The optimal length of the definitive plate is dependent on the intended method of stabilization, absolute or relative stability. The use of longer plates with at least eight plate holes proximal to the fracture has been recommended regardless.[12,18] Typically, four bicortical screws are placed in the shaft, with as many distal screws in the articular block as possible. In noncomminuted patterns where anatomic reduction can be achieved and absolute stability is intended, the surgeon should consider applying compression with four bicortical screws in the shaft. Comminuted fractures are typically treated with longer bridging constructs, where the plate length is at least twice the zone of comminution,[19] and four well-spaced bicortical screws are placed in the shaft.

It is important to assess the position of articular block screws on fluoroscopy relative to the intercondylar notch and the medial cortex. A "notch" view can be obtained with the knee flexed to show the intercondylar notch in profile (Figure 3, top left). This can demonstrate whether screws cross the intercondylar notch, which may cause impingement on the cruciate ligaments or limit knee motion.[20] A 20° to 25° internally rotated view can alert the surgeon about screws that breach the medial cortex, a complication that can cause notable irritation (Figure 7). In both cases, screws should be exchanged to avoid violating the notch or medial cortex.

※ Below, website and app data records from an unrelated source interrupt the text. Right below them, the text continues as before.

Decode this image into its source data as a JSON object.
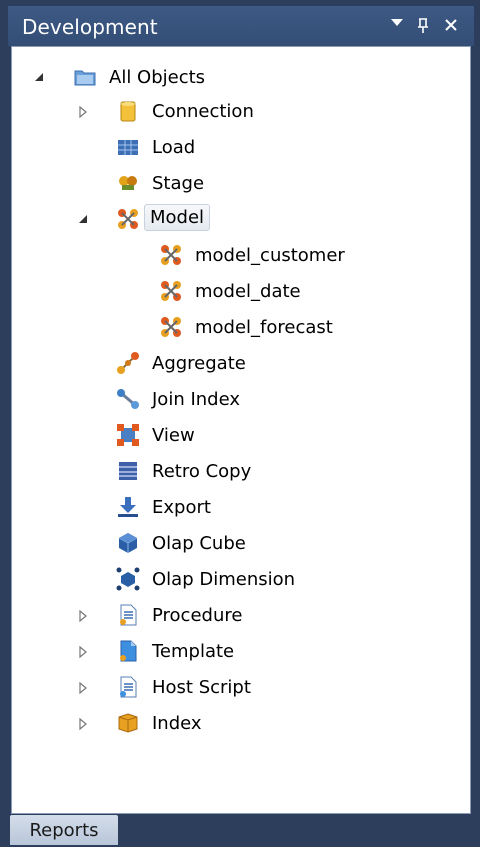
{
  "panel": {
    "title": "Development"
  },
  "tree": {
    "root_label": "All Objects",
    "nodes": {
      "connection": "Connection",
      "load": "Load",
      "stage": "Stage",
      "model": "Model",
      "model_customer": "model_customer",
      "model_date": "model_date",
      "model_forecast": "model_forecast",
      "aggregate": "Aggregate",
      "join_index": "Join Index",
      "view": "View",
      "retro_copy": "Retro Copy",
      "export": "Export",
      "olap_cube": "Olap Cube",
      "olap_dimension": "Olap Dimension",
      "procedure": "Procedure",
      "template": "Template",
      "host_script": "Host Script",
      "index": "Index"
    }
  },
  "bottom_tabs": {
    "reports": "Reports"
  }
}
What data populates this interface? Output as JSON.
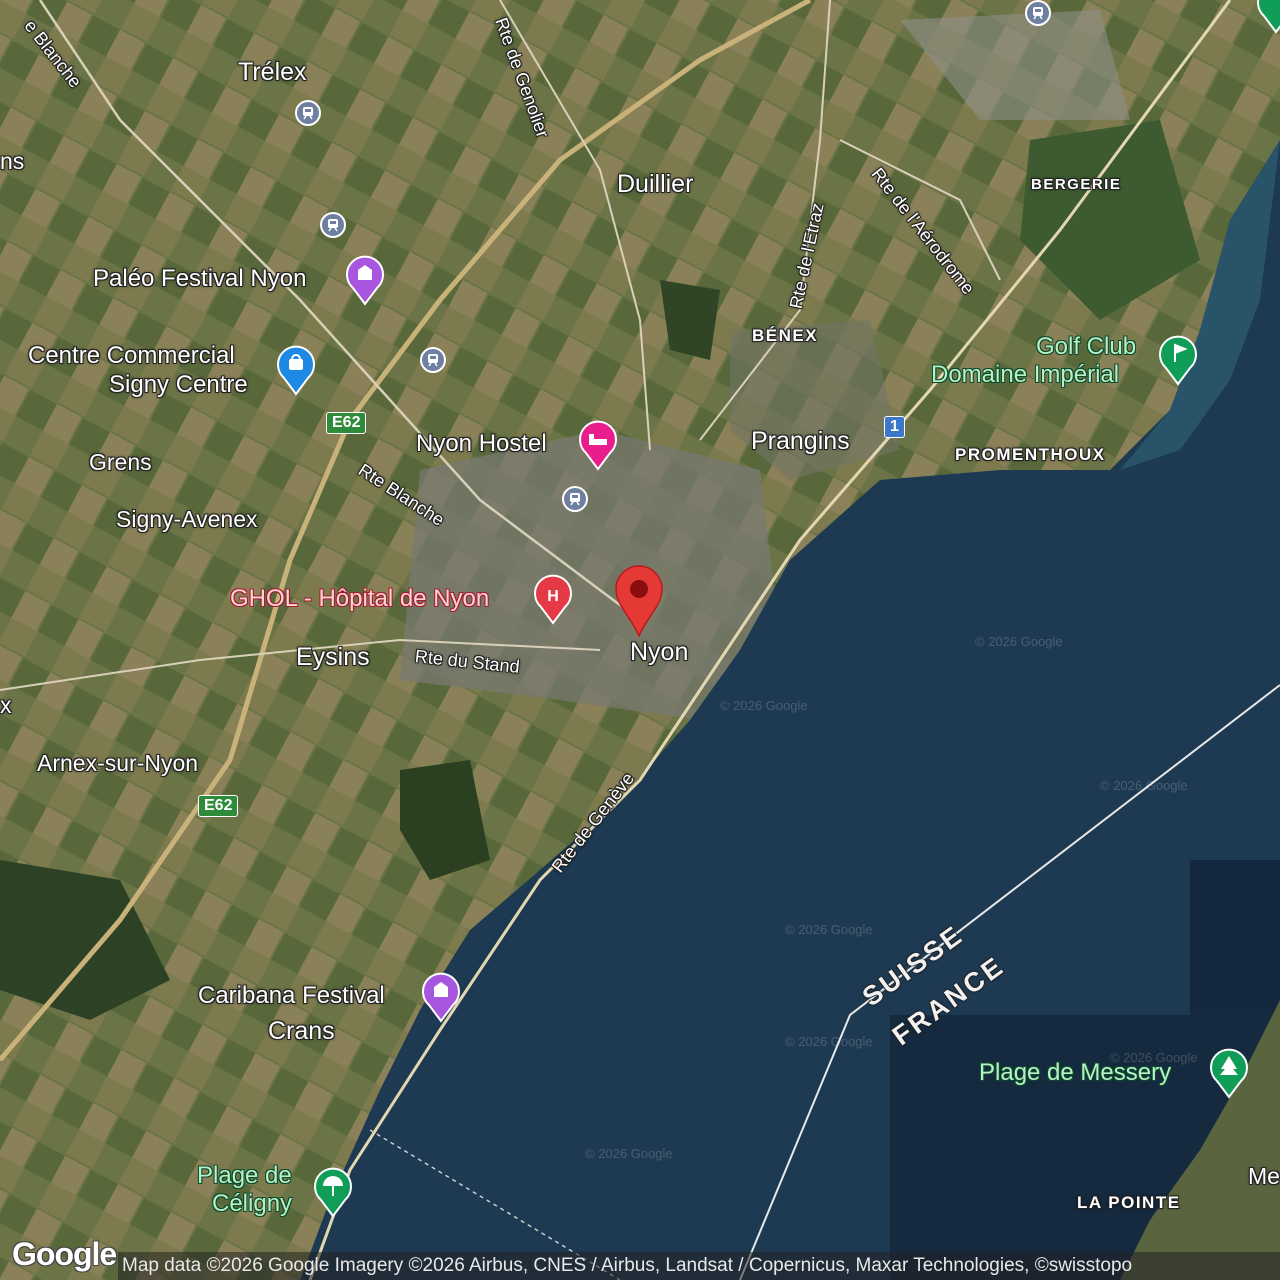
{
  "map": {
    "places": {
      "trelex": "Trélex",
      "duillier": "Duillier",
      "benex": "BÉNEX",
      "bergerie": "BERGERIE",
      "prangins": "Prangins",
      "promenthoux": "PROMENTHOUX",
      "grens": "Grens",
      "signy_avenex": "Signy-Avenex",
      "eysins": "Eysins",
      "nyon": "Nyon",
      "arnex": "Arnex-sur-Nyon",
      "crans": "Crans",
      "la_pointe": "LA POINTE",
      "ns_partial": "ns",
      "me_partial": "Me",
      "x_partial": "x"
    },
    "roads": {
      "rte_blanche_top": "e Blanche",
      "rte_genolier": "Rte de Genolier",
      "rte_aerodrome": "Rte de l'Aérodrome",
      "rte_etraz": "Rte de l'Etraz",
      "rte_blanche": "Rte Blanche",
      "rte_stand": "Rte du Stand",
      "rte_geneve": "Rte de Genève"
    },
    "shields": {
      "e62_a": "E62",
      "e62_b": "E62",
      "n1": "1"
    },
    "border": {
      "suisse": "SUISSE",
      "france": "FRANCE"
    },
    "pois": {
      "paleo": "Paléo Festival Nyon",
      "signy_centre_1": "Centre Commercial",
      "signy_centre_2": "Signy Centre",
      "hostel": "Nyon Hostel",
      "hospital": "GHOL - Hôpital de Nyon",
      "golf_1": "Golf Club",
      "golf_2": "Domaine Impérial",
      "caribana": "Caribana Festival",
      "celigny_1": "Plage de",
      "celigny_2": "Céligny",
      "messery": "Plage de Messery"
    },
    "watermark": "© 2026 Google",
    "attribution": "Map data ©2026 Google Imagery ©2026 Airbus, CNES / Airbus, Landsat / Copernicus, Maxar Technologies, ©swisstopo",
    "logo": "Google",
    "colors": {
      "lake": "#1d3a52",
      "land": "#5e6b40",
      "marker": "#e53935",
      "purple": "#a855e0",
      "blue": "#1e88e5",
      "pink": "#e91e8c",
      "red": "#e53945",
      "green": "#0f9d58"
    }
  }
}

Figure 7.

Radiograph showing the assessment of screw length for the medial cortex of the distal femur. The AP fluoroscopic image on the left shows a distal cannulated screw that appears to be contained within the medial cortex, but when a 20° to 25° internally rotated image is obtained (right), the screw appears long.